According to Jewish tradition God gave the Torah to the Israelites after their journey through the desert, not long after they fled a life of slavery in Egypt. Rabbi Teluskhin points out that Egyptian society was obsessed with life after death. Their holiest text was called "The Book of the Dead," and both mummification and tombs like the pyramids were meant to prepare a person for existence in the afterlife. Perhaps, suggests Rabbi Telushkin, the Torah does not talk about life after death in order to distinguish itself from Egyptian thought. In contrast to "The Book of the Dead," the Torah focuses on the importance of living a good life here and now.

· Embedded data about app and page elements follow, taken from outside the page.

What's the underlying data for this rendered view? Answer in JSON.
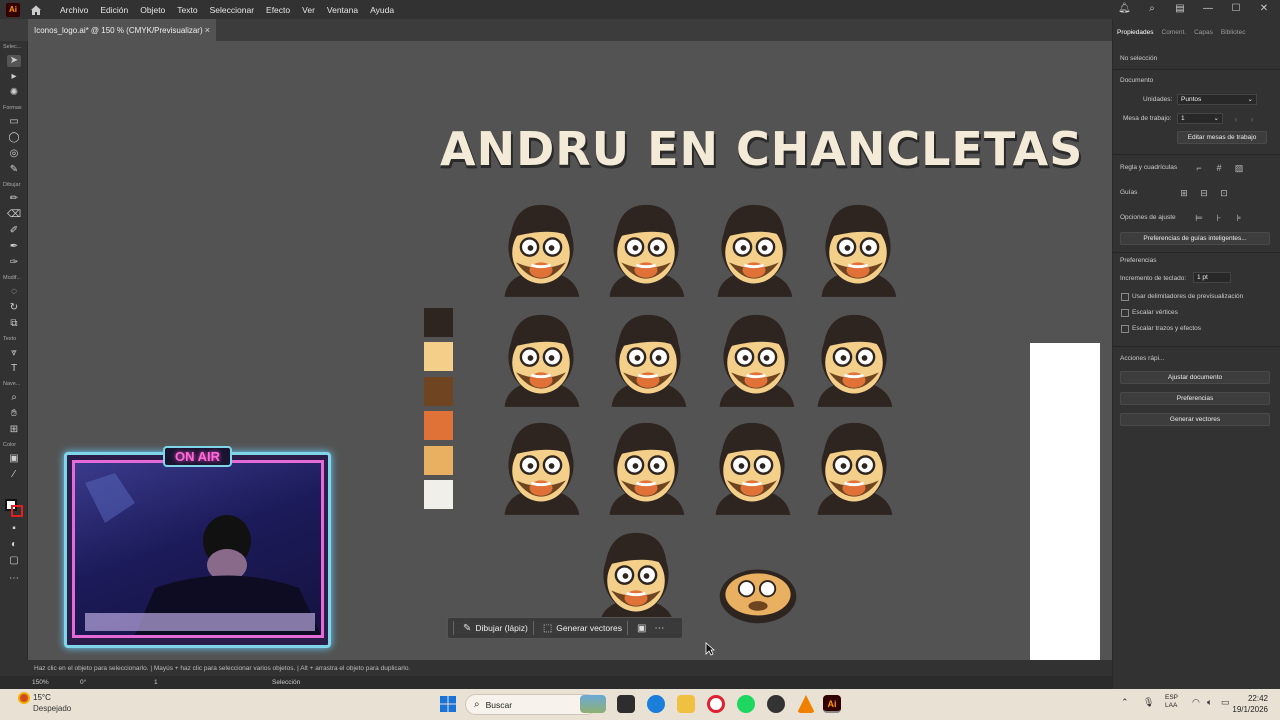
{
  "menubar": {
    "app_logo": "Ai",
    "items": [
      "Archivo",
      "Edición",
      "Objeto",
      "Texto",
      "Seleccionar",
      "Efecto",
      "Ver",
      "Ventana",
      "Ayuda"
    ]
  },
  "document_tab": {
    "title": "Iconos_logo.ai* @ 150 % (CMYK/Previsualizar)",
    "close": "×"
  },
  "toolbar": {
    "labels": [
      "Selec...",
      "Formas",
      "Dibujar",
      "Modif...",
      "Texto",
      "Nave...",
      "Color"
    ]
  },
  "artwork": {
    "title": "ANDRU EN CHANCLETAS",
    "palette": [
      "#2e2520",
      "#f3cf8a",
      "#6e4520",
      "#e07238",
      "#e8b060",
      "#f1efea"
    ],
    "emote_count": 14
  },
  "overlay": {
    "badge": "ON AIR"
  },
  "context_bar": {
    "draw_label": "Dibujar (lápiz)",
    "generate_label": "Generar vectores"
  },
  "status": {
    "hint": "Haz clic en el objeto para seleccionarlo.  |  Mayús + haz clic para seleccionar varios objetos.  |  Alt + arrastra el objeto para duplicarlo.",
    "zoom": "150%",
    "rotation": "0°",
    "artboard": "1",
    "tool": "Selección"
  },
  "right_panel": {
    "tabs": [
      "Propiedades",
      "Coment.",
      "Capas",
      "Bibliotec"
    ],
    "no_selection": "No selección",
    "document_heading": "Documento",
    "units_label": "Unidades:",
    "units_value": "Puntos",
    "artboard_label": "Mesa de trabajo:",
    "artboard_value": "1",
    "edit_artboards": "Editar mesas de trabajo",
    "rulers_grids": "Regla y cuadrículas",
    "guides": "Guías",
    "snap_options": "Opciones de ajuste",
    "smart_guides_prefs": "Preferencias de guías inteligentes...",
    "preferences_heading": "Preferencias",
    "keyboard_increment_label": "Incremento de teclado:",
    "keyboard_increment_value": "1 pt",
    "checkbox_preview_bounds": "Usar delimitadores de previsualización",
    "checkbox_scale_corners": "Escalar vértices",
    "checkbox_scale_strokes": "Escalar trazos y efectos",
    "quick_actions_heading": "Acciones rápi...",
    "btn_fit_document": "Ajustar documento",
    "btn_preferences": "Preferencias",
    "btn_generate_vectors": "Generar vectores"
  },
  "taskbar": {
    "weather_temp": "15°C",
    "weather_desc": "Despejado",
    "search_placeholder": "Buscar",
    "lang_1": "ESP",
    "lang_2": "LAA",
    "time": "22:42",
    "date": "19/1/2026"
  }
}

Jewish Views of the Afterlife
What happens after we die? Everyone asks that question at one point or another. Though Judaism does not have a definitive answer, below are some of the possible responses that have emerged over the centuries.
- Olam Ha Ba – "Olam Ha Ba" literally means "the world to come" in Hebrew. Early rabbinic texts describe Olam Ha Ba has an idyllic version of this world. It is a physical realm that will exist at the end-of-days, after the Messiah has come and God has judged both the living and the dead. The righteous dead will be resurrected in order to enjoy a second life in Olam Ha Ba. You can learn more about Olam Ha Ba in: "What Is Olam Ha Ba?"
- Gehenna - When the ancient rabbis talk about Gehenna, the question they are trying to answer is "How will bad people be dealt with in the afterlife?" Accordingly, they saw Gehenna as a place of punishment for those who lead an immoral life. However, the time a person's soul could spend in Gehenna was limited to twelve months and the rabbis maintained that even at the very Gates of Gehenna a person could repent and avoid punishment (Erubin 19a). After being punished in Gehenna a soul was considered pure enough to enter Gan Eden (see below). You can learn more about Gehenna in: "What Is Gehenna?
- Gan Eden – In contrast to Gehenna, Gan Eden was conceived as a paradise for those who lived a righteous life. Whether Gan Eden - which means "The Garden of Eden in Hebrew" - was intended as a place for souls after death or for resurrected people when Olam Ha Ba comes is unclear. Exodus Rabbah 15:7 states, for instance: "In the Messianic Age God will establish peace for the nations and they will sit at ease and eat in Gan Eden." Numbers Rabbah 13:2 makes a similar reference and in both cases, neither souls nor the dead are mentioned. Nevertheless, author Simcha Raphael suggests that given the ancient rabbis' belief in resurrection, Gan Eden was likely a place where they thought the righteous would go after they were resurrected for Olam Ha Ba. You can learn more about Gan Eden in: "What Is Gan Eden?"
In addition to overarching concepts about life after death, such as Olam Ha Ba, there are many stories that talk about what might happen to souls once they arrive in the afterlife. For instance, there is a famous midrash (story) about how in both heaven and hell people sit at banquet tables piled high with delicious foods, but no one can bend their elbows. In Hell everyone starves because they think only of themselves. In Heaven, everyone feasts because they feed each other.
- "Jewish Views of the Afterlife" by Simcha Raphael. Jason Aronson, Inc: Northvale, 1996.
- "Jewish Literacy" by Rabbi Joseph Telushkin. William Morrow: New York, 1991.